>>

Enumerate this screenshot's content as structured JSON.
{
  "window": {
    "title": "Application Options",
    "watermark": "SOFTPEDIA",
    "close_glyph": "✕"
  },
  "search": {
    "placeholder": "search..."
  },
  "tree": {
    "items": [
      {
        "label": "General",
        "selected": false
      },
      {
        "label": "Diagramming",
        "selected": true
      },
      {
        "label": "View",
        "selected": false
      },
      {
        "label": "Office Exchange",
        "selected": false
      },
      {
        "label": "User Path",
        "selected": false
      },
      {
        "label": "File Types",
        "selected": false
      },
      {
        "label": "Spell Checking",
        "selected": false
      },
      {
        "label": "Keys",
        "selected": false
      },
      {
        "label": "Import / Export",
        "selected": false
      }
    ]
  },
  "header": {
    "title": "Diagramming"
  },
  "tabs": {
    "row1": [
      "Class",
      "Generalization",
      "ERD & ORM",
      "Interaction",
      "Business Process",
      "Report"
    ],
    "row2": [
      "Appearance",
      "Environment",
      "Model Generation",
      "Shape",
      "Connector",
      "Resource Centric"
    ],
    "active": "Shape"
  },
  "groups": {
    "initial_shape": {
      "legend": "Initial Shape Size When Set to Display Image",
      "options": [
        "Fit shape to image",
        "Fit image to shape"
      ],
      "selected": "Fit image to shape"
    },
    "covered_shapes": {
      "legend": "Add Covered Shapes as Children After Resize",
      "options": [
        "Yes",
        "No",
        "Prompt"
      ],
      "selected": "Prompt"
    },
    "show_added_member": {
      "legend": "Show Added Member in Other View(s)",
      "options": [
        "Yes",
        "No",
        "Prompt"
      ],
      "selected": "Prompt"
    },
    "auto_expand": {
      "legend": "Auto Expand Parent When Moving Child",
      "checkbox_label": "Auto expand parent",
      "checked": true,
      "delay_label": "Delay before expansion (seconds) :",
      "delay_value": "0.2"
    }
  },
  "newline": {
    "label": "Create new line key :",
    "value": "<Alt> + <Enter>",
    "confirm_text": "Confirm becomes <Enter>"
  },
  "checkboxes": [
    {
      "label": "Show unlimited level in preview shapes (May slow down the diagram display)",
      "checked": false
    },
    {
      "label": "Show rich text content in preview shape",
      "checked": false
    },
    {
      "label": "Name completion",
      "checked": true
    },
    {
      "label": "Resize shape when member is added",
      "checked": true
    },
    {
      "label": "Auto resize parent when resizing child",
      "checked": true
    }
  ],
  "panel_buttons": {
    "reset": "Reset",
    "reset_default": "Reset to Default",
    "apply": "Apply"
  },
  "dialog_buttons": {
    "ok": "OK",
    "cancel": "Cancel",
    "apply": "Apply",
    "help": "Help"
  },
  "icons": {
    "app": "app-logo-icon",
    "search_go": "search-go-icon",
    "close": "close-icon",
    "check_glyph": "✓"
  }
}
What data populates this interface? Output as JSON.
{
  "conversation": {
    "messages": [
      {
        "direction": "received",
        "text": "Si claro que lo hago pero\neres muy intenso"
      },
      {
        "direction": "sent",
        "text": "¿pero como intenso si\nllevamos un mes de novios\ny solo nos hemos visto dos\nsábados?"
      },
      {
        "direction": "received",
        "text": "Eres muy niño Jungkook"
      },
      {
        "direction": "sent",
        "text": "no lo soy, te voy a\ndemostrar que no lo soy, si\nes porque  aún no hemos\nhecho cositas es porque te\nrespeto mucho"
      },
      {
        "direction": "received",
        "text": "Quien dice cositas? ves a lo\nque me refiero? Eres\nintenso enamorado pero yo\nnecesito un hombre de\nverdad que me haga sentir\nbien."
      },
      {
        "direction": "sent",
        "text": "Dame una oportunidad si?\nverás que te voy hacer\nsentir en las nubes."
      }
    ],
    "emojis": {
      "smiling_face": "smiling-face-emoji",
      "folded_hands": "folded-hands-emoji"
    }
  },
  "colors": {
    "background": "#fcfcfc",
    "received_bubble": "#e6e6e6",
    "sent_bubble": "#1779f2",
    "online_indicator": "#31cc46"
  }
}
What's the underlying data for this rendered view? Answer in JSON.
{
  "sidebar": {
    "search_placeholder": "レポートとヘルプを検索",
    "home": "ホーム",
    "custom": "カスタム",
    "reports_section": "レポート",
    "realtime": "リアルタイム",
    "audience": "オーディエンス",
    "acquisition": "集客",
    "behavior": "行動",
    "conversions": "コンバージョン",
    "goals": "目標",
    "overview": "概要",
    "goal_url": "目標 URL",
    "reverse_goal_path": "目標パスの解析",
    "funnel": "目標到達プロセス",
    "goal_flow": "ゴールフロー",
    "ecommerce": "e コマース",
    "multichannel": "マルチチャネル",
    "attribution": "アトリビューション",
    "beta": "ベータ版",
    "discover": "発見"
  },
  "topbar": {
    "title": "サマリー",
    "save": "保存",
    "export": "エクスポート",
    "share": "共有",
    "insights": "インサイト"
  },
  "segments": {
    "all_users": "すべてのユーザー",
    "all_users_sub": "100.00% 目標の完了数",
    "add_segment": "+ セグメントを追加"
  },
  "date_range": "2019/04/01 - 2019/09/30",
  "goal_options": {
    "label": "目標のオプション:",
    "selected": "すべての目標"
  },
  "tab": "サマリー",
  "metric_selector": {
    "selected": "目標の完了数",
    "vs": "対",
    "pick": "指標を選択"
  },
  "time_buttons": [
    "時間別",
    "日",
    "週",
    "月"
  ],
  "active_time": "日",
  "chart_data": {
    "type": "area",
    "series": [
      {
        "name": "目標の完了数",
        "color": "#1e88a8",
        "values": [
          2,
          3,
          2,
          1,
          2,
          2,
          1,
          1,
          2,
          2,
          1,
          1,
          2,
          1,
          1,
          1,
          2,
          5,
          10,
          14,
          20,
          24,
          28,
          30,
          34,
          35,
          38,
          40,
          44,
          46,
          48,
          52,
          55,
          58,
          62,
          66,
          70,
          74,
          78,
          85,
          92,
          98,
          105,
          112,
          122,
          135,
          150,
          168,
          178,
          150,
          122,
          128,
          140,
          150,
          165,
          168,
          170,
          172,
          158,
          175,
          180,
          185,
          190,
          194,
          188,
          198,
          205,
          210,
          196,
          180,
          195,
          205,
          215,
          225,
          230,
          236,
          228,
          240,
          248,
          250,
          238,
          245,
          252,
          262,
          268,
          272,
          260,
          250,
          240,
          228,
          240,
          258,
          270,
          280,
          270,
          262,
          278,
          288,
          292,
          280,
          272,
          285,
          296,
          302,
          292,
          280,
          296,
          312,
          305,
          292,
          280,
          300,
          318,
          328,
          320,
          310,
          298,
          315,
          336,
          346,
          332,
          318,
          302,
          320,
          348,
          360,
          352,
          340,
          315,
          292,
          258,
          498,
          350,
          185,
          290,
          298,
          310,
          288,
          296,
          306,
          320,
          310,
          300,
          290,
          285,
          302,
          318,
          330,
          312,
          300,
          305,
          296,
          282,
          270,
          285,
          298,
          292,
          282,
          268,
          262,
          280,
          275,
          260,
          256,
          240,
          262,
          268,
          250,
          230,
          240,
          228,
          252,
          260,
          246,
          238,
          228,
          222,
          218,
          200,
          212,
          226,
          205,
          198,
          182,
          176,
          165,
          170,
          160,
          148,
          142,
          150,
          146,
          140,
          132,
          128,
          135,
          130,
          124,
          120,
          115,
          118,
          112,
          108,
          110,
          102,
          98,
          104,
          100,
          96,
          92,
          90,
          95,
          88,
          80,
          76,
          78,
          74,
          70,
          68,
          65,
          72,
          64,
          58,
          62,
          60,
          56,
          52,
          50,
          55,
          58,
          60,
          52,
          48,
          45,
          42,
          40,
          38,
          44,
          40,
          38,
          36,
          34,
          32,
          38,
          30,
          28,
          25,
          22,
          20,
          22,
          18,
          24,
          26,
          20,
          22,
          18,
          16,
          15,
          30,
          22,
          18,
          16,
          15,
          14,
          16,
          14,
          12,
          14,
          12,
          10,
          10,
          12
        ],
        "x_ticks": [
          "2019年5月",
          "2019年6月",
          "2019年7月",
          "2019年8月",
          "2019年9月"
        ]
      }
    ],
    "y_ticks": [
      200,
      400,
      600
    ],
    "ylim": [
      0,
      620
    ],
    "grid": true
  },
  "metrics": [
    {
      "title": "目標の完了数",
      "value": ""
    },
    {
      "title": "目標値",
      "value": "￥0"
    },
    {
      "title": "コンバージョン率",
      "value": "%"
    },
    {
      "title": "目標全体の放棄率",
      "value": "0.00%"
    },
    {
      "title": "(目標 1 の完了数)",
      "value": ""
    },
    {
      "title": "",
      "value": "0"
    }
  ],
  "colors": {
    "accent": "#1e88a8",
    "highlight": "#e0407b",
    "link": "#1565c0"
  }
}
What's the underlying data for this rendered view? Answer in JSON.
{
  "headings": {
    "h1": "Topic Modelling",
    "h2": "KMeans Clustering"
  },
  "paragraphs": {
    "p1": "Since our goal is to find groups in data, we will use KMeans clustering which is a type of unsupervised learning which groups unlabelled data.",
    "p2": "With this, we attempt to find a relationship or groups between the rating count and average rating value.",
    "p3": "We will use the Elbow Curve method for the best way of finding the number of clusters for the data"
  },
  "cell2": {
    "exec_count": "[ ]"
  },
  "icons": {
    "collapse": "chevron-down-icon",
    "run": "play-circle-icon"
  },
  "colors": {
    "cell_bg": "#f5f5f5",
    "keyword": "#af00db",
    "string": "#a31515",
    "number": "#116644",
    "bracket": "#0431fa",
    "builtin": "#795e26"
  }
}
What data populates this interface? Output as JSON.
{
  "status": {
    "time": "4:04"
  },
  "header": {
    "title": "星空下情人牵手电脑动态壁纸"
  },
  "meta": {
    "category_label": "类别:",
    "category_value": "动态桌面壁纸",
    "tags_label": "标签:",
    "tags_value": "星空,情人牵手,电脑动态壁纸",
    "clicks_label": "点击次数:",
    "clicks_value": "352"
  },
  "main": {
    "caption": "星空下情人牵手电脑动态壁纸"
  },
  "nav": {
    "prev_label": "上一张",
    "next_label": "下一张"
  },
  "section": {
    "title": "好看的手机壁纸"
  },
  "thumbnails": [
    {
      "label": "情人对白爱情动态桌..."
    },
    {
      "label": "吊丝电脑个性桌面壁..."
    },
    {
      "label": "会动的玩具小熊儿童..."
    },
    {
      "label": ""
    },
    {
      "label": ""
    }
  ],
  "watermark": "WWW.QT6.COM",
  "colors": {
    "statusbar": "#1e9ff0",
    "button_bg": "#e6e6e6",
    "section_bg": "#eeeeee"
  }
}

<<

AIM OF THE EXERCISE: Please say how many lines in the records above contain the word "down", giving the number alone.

PROBLEM SOLUTION: 2